*** Given information ***

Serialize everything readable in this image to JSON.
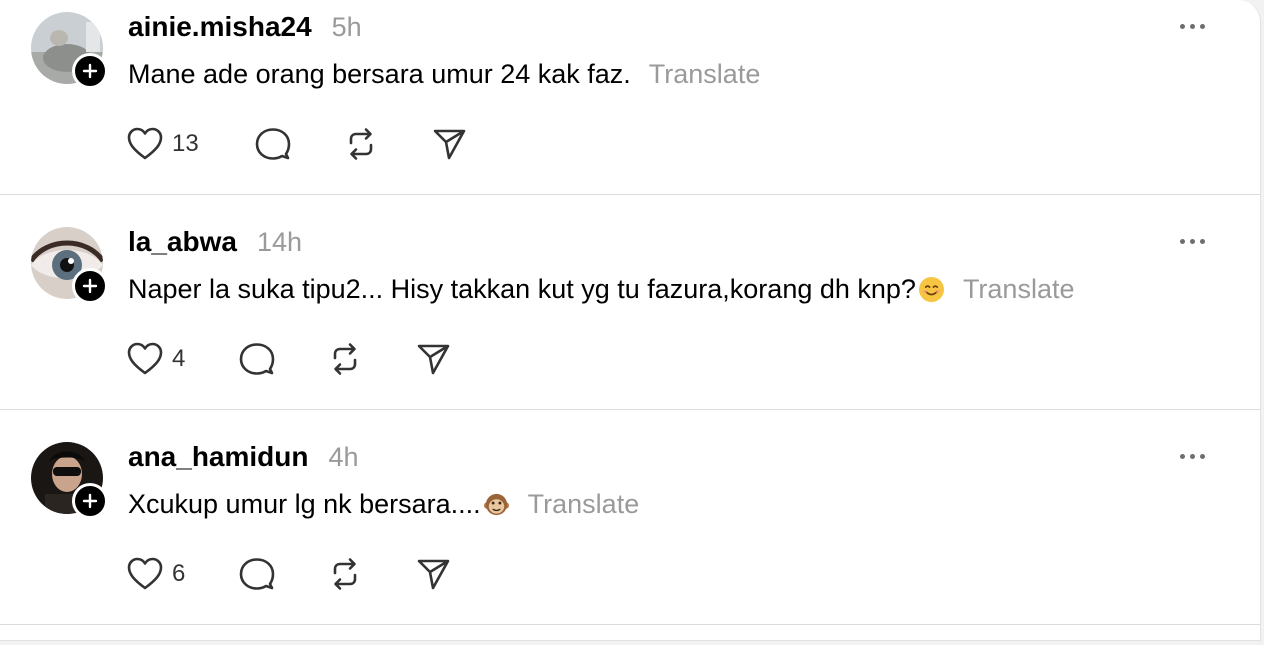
{
  "colors": {
    "text": "#000000",
    "muted": "#9a9a9a",
    "badge": "#000000",
    "divider": "#dcdcdc"
  },
  "icons": {
    "like": "heart-icon",
    "reply": "comment-bubble-icon",
    "repost": "repost-icon",
    "share": "send-icon",
    "more": "more-dots-icon",
    "follow": "plus-badge-icon"
  },
  "posts": [
    {
      "username": "ainie.misha24",
      "time": "5h",
      "text": "Mane ade orang bersara umur 24 kak faz.",
      "emoji": "",
      "translate": "Translate",
      "likes": "13"
    },
    {
      "username": "la_abwa",
      "time": "14h",
      "text": "Naper la suka tipu2... Hisy takkan kut yg tu fazura,korang dh knp?",
      "emoji": "smiling-face-emoji",
      "translate": "Translate",
      "likes": "4"
    },
    {
      "username": "ana_hamidun",
      "time": "4h",
      "text": "Xcukup umur lg nk bersara....",
      "emoji": "monkey-face-emoji",
      "translate": "Translate",
      "likes": "6"
    }
  ]
}
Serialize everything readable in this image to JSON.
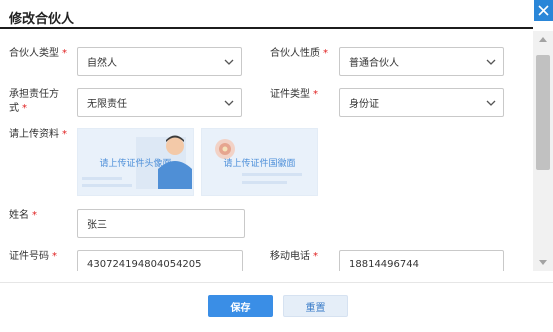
{
  "dialog": {
    "title": "修改合伙人",
    "close_icon": "close-icon"
  },
  "form": {
    "partner_type": {
      "label": "合伙人类型",
      "required_mark": "*",
      "value": "自然人"
    },
    "partner_nature": {
      "label": "合伙人性质",
      "required_mark": "*",
      "value": "普通合伙人"
    },
    "liability": {
      "label_line1": "承担责任方",
      "label_line2": "式",
      "required_mark": "*",
      "value": "无限责任"
    },
    "id_type": {
      "label": "证件类型",
      "required_mark": "*",
      "value": "身份证"
    },
    "upload": {
      "label": "请上传资料",
      "required_mark": "*",
      "portrait_text": "请上传证件头像面",
      "emblem_text": "请上传证件国徽面"
    },
    "name": {
      "label": "姓名",
      "required_mark": "*",
      "value": "张三"
    },
    "id_number": {
      "label": "证件号码",
      "required_mark": "*",
      "value": "430724194804054205"
    },
    "mobile": {
      "label": "移动电话",
      "required_mark": "*",
      "value": "18814496744"
    }
  },
  "footer": {
    "save_label": "保存",
    "reset_label": "重置"
  },
  "colors": {
    "accent": "#3a8ee6",
    "required": "#e02020",
    "upload_bg": "#e9f1fa"
  }
}
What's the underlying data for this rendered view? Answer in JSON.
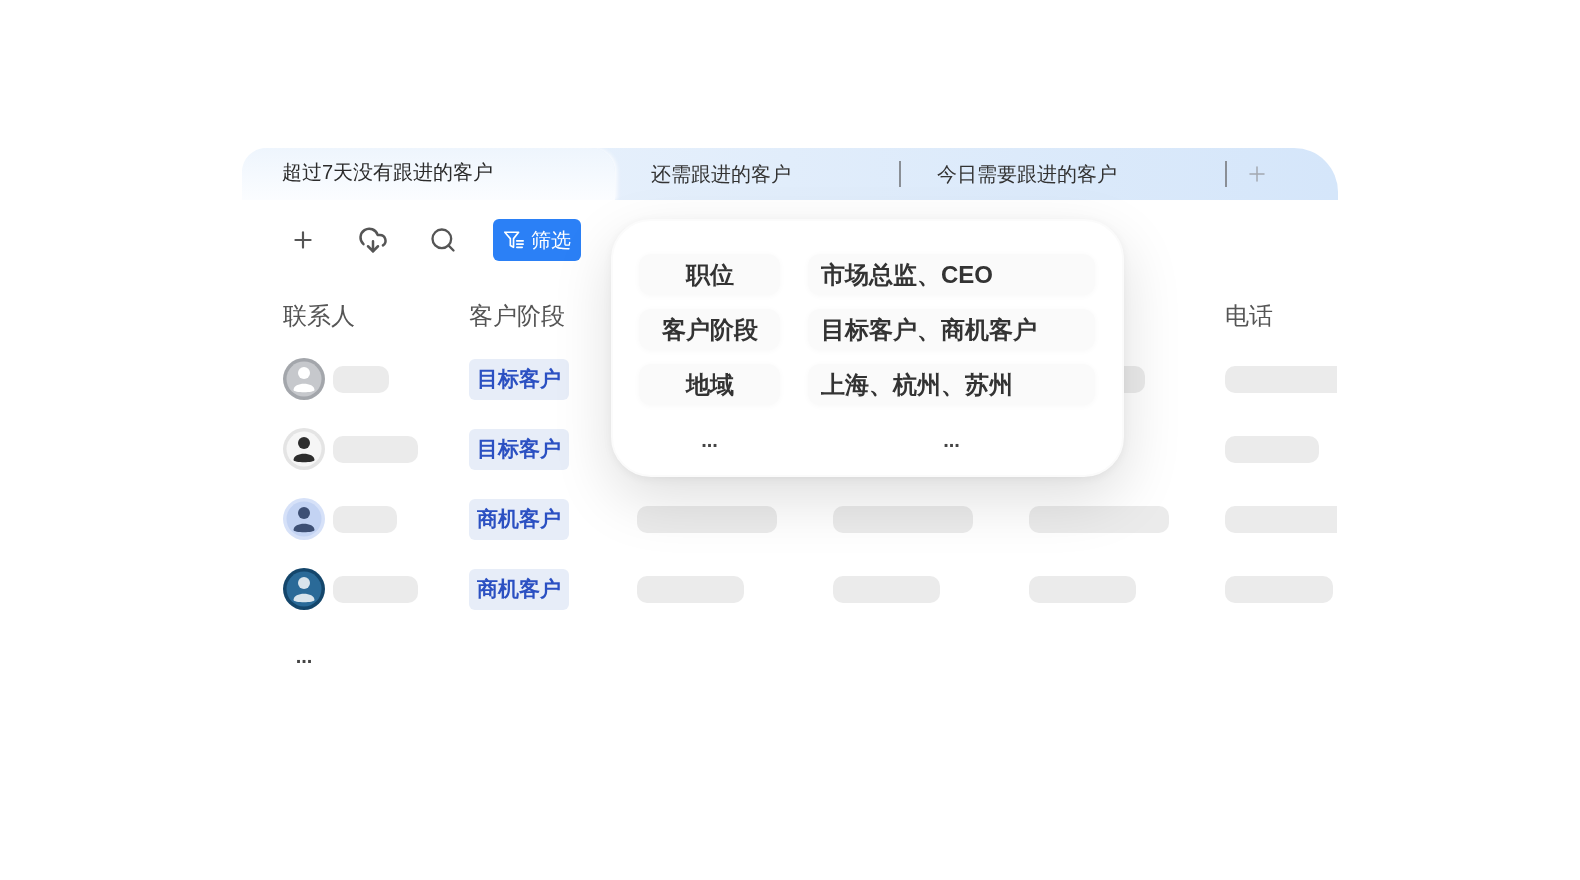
{
  "tabs": [
    {
      "label": "超过7天没有跟进的客户",
      "selected": true
    },
    {
      "label": "还需跟进的客户",
      "selected": false
    },
    {
      "label": "今日需要跟进的客户",
      "selected": false
    }
  ],
  "toolbar": {
    "filter_button": {
      "label": "筛选",
      "active": true
    }
  },
  "table": {
    "columns": [
      {
        "label": "联系人"
      },
      {
        "label": "客户阶段"
      },
      {
        "label": "电话"
      }
    ],
    "rows": [
      {
        "stage": "目标客户"
      },
      {
        "stage": "目标客户"
      },
      {
        "stage": "商机客户"
      },
      {
        "stage": "商机客户"
      }
    ],
    "more": "..."
  },
  "filter_popup": {
    "conditions": [
      {
        "field": "职位",
        "value": "市场总监、CEO"
      },
      {
        "field": "客户阶段",
        "value": "目标客户、商机客户"
      },
      {
        "field": "地域",
        "value": "上海、杭州、苏州"
      }
    ],
    "more_field": "...",
    "more_value": "..."
  }
}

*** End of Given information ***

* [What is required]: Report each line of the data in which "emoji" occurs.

* [Final answer]:
      "emoji": "",
      "emoji": "smiling-face-emoji",
      "emoji": "monkey-face-emoji",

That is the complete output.